• **Task**: Read the data, and whenever a line holds the word "JSON", report that line.

• **Supplied data**:
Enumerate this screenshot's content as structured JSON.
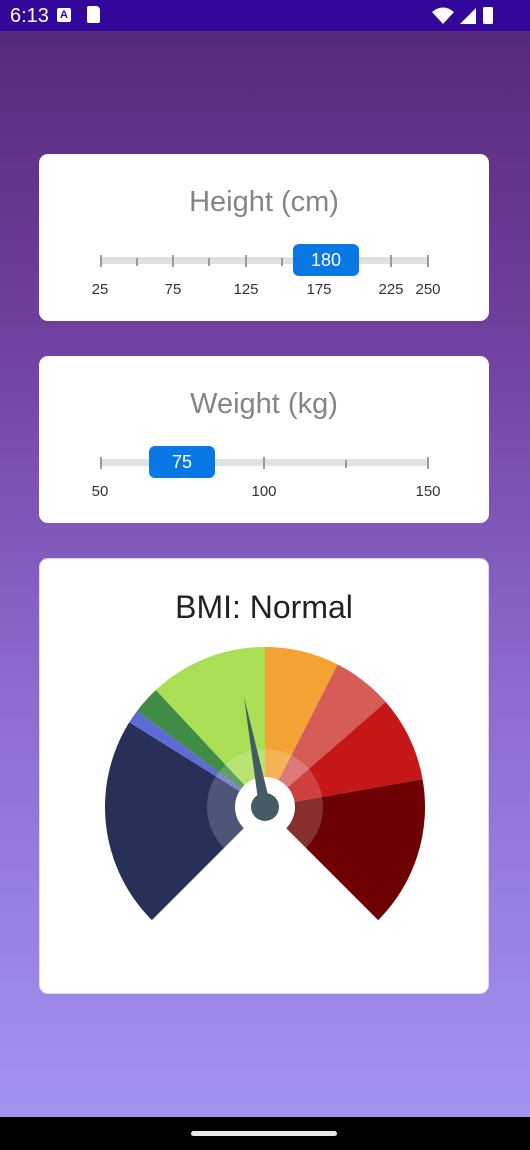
{
  "status_bar": {
    "time": "6:13",
    "icons": [
      "app-a-icon",
      "sd-card-icon",
      "wifi-icon",
      "signal-icon",
      "battery-icon"
    ]
  },
  "height_card": {
    "title": "Height (cm)",
    "value": "180",
    "min": 25,
    "max": 250,
    "tick_labels": [
      "25",
      "75",
      "125",
      "175",
      "225",
      "250"
    ]
  },
  "weight_card": {
    "title": "Weight (kg)",
    "value": "75",
    "min": 50,
    "max": 150,
    "tick_labels": [
      "50",
      "100",
      "150"
    ]
  },
  "bmi_card": {
    "title": "BMI: Normal",
    "gauge_colors": [
      "#283058",
      "#5d6bd4",
      "#3e8c45",
      "#aade55",
      "#f4a233",
      "#d65c58",
      "#c51717",
      "#6d0000"
    ],
    "needle_color": "#455a64"
  },
  "colors": {
    "accent": "#0a78e4",
    "status_bar": "#32079a"
  }
}
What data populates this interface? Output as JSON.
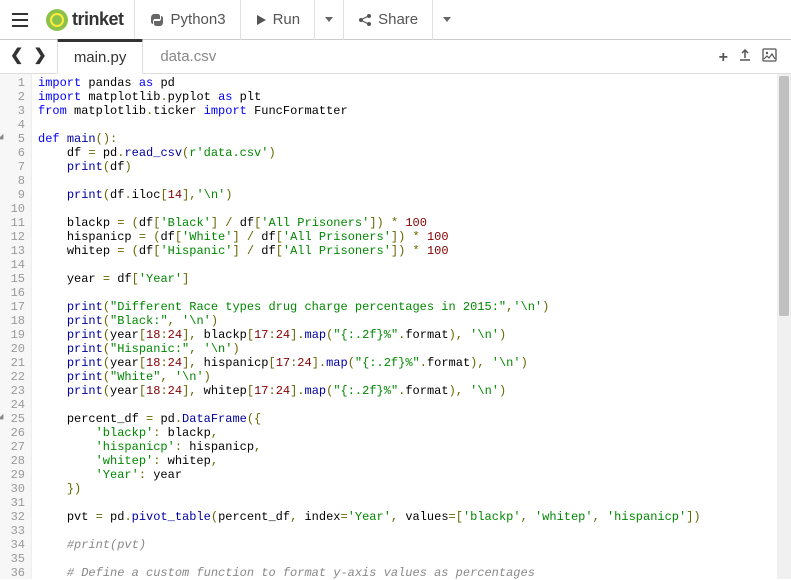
{
  "brand": "trinket",
  "toolbar": {
    "language": "Python3",
    "run": "Run",
    "share": "Share"
  },
  "tabs": {
    "active": "main.py",
    "other": "data.csv"
  },
  "code_lines": [
    {
      "n": 1,
      "html": "<span class='kw'>import</span> <span class='id'>pandas</span> <span class='kw'>as</span> <span class='id'>pd</span>"
    },
    {
      "n": 2,
      "html": "<span class='kw'>import</span> <span class='id'>matplotlib</span><span class='op'>.</span><span class='id'>pyplot</span> <span class='kw'>as</span> <span class='id'>plt</span>"
    },
    {
      "n": 3,
      "html": "<span class='kw'>from</span> <span class='id'>matplotlib</span><span class='op'>.</span><span class='id'>ticker</span> <span class='kw'>import</span> <span class='id'>FuncFormatter</span>"
    },
    {
      "n": 4,
      "html": ""
    },
    {
      "n": 5,
      "fold": true,
      "html": "<span class='kw'>def</span> <span class='fn'>main</span><span class='op'>():</span>"
    },
    {
      "n": 6,
      "html": "    <span class='id'>df</span> <span class='op'>=</span> <span class='id'>pd</span><span class='op'>.</span><span class='fn'>read_csv</span><span class='op'>(</span><span class='str'>r'data.csv'</span><span class='op'>)</span>"
    },
    {
      "n": 7,
      "html": "    <span class='fn'>print</span><span class='op'>(</span><span class='id'>df</span><span class='op'>)</span>"
    },
    {
      "n": 8,
      "html": ""
    },
    {
      "n": 9,
      "html": "    <span class='fn'>print</span><span class='op'>(</span><span class='id'>df</span><span class='op'>.</span><span class='id'>iloc</span><span class='op'>[</span><span class='num'>14</span><span class='op'>],</span><span class='str'>'\\n'</span><span class='op'>)</span>"
    },
    {
      "n": 10,
      "html": ""
    },
    {
      "n": 11,
      "html": "    <span class='id'>blackp</span> <span class='op'>=</span> <span class='op'>(</span><span class='id'>df</span><span class='op'>[</span><span class='str'>'Black'</span><span class='op'>]</span> <span class='op'>/</span> <span class='id'>df</span><span class='op'>[</span><span class='str'>'All Prisoners'</span><span class='op'>])</span> <span class='op'>*</span> <span class='num'>100</span>"
    },
    {
      "n": 12,
      "html": "    <span class='id'>hispanicp</span> <span class='op'>=</span> <span class='op'>(</span><span class='id'>df</span><span class='op'>[</span><span class='str'>'White'</span><span class='op'>]</span> <span class='op'>/</span> <span class='id'>df</span><span class='op'>[</span><span class='str'>'All Prisoners'</span><span class='op'>])</span> <span class='op'>*</span> <span class='num'>100</span>"
    },
    {
      "n": 13,
      "html": "    <span class='id'>whitep</span> <span class='op'>=</span> <span class='op'>(</span><span class='id'>df</span><span class='op'>[</span><span class='str'>'Hispanic'</span><span class='op'>]</span> <span class='op'>/</span> <span class='id'>df</span><span class='op'>[</span><span class='str'>'All Prisoners'</span><span class='op'>])</span> <span class='op'>*</span> <span class='num'>100</span>"
    },
    {
      "n": 14,
      "html": ""
    },
    {
      "n": 15,
      "html": "    <span class='id'>year</span> <span class='op'>=</span> <span class='id'>df</span><span class='op'>[</span><span class='str'>'Year'</span><span class='op'>]</span>"
    },
    {
      "n": 16,
      "html": ""
    },
    {
      "n": 17,
      "html": "    <span class='fn'>print</span><span class='op'>(</span><span class='str'>\"Different Race types drug charge percentages in 2015:\"</span><span class='op'>,</span><span class='str'>'\\n'</span><span class='op'>)</span>"
    },
    {
      "n": 18,
      "html": "    <span class='fn'>print</span><span class='op'>(</span><span class='str'>\"Black:\"</span><span class='op'>,</span> <span class='str'>'\\n'</span><span class='op'>)</span>"
    },
    {
      "n": 19,
      "html": "    <span class='fn'>print</span><span class='op'>(</span><span class='id'>year</span><span class='op'>[</span><span class='num'>18</span><span class='op'>:</span><span class='num'>24</span><span class='op'>],</span> <span class='id'>blackp</span><span class='op'>[</span><span class='num'>17</span><span class='op'>:</span><span class='num'>24</span><span class='op'>].</span><span class='fn'>map</span><span class='op'>(</span><span class='str'>\"{:.2f}%\"</span><span class='op'>.</span><span class='id'>format</span><span class='op'>),</span> <span class='str'>'\\n'</span><span class='op'>)</span>"
    },
    {
      "n": 20,
      "html": "    <span class='fn'>print</span><span class='op'>(</span><span class='str'>\"Hispanic:\"</span><span class='op'>,</span> <span class='str'>'\\n'</span><span class='op'>)</span>"
    },
    {
      "n": 21,
      "html": "    <span class='fn'>print</span><span class='op'>(</span><span class='id'>year</span><span class='op'>[</span><span class='num'>18</span><span class='op'>:</span><span class='num'>24</span><span class='op'>],</span> <span class='id'>hispanicp</span><span class='op'>[</span><span class='num'>17</span><span class='op'>:</span><span class='num'>24</span><span class='op'>].</span><span class='fn'>map</span><span class='op'>(</span><span class='str'>\"{:.2f}%\"</span><span class='op'>.</span><span class='id'>format</span><span class='op'>),</span> <span class='str'>'\\n'</span><span class='op'>)</span>"
    },
    {
      "n": 22,
      "html": "    <span class='fn'>print</span><span class='op'>(</span><span class='str'>\"White\"</span><span class='op'>,</span> <span class='str'>'\\n'</span><span class='op'>)</span>"
    },
    {
      "n": 23,
      "html": "    <span class='fn'>print</span><span class='op'>(</span><span class='id'>year</span><span class='op'>[</span><span class='num'>18</span><span class='op'>:</span><span class='num'>24</span><span class='op'>],</span> <span class='id'>whitep</span><span class='op'>[</span><span class='num'>17</span><span class='op'>:</span><span class='num'>24</span><span class='op'>].</span><span class='fn'>map</span><span class='op'>(</span><span class='str'>\"{:.2f}%\"</span><span class='op'>.</span><span class='id'>format</span><span class='op'>),</span> <span class='str'>'\\n'</span><span class='op'>)</span>"
    },
    {
      "n": 24,
      "html": ""
    },
    {
      "n": 25,
      "fold": true,
      "html": "    <span class='id'>percent_df</span> <span class='op'>=</span> <span class='id'>pd</span><span class='op'>.</span><span class='fn'>DataFrame</span><span class='op'>({</span>"
    },
    {
      "n": 26,
      "html": "        <span class='str'>'blackp'</span><span class='op'>:</span> <span class='id'>blackp</span><span class='op'>,</span>"
    },
    {
      "n": 27,
      "html": "        <span class='str'>'hispanicp'</span><span class='op'>:</span> <span class='id'>hispanicp</span><span class='op'>,</span>"
    },
    {
      "n": 28,
      "html": "        <span class='str'>'whitep'</span><span class='op'>:</span> <span class='id'>whitep</span><span class='op'>,</span>"
    },
    {
      "n": 29,
      "html": "        <span class='str'>'Year'</span><span class='op'>:</span> <span class='id'>year</span>"
    },
    {
      "n": 30,
      "html": "    <span class='op'>})</span>"
    },
    {
      "n": 31,
      "html": ""
    },
    {
      "n": 32,
      "html": "    <span class='id'>pvt</span> <span class='op'>=</span> <span class='id'>pd</span><span class='op'>.</span><span class='fn'>pivot_table</span><span class='op'>(</span><span class='id'>percent_df</span><span class='op'>,</span> <span class='id'>index</span><span class='op'>=</span><span class='str'>'Year'</span><span class='op'>,</span> <span class='id'>values</span><span class='op'>=[</span><span class='str'>'blackp'</span><span class='op'>,</span> <span class='str'>'whitep'</span><span class='op'>,</span> <span class='str'>'hispanicp'</span><span class='op'>])</span>"
    },
    {
      "n": 33,
      "html": ""
    },
    {
      "n": 34,
      "html": "    <span class='com'>#print(pvt)</span>"
    },
    {
      "n": 35,
      "html": ""
    },
    {
      "n": 36,
      "html": "    <span class='com'># Define a custom function to format y-axis values as percentages</span>"
    }
  ]
}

• **Written solution**:
Enumerate this screenshot's content as structured JSON.
What data populates this interface? Output as JSON.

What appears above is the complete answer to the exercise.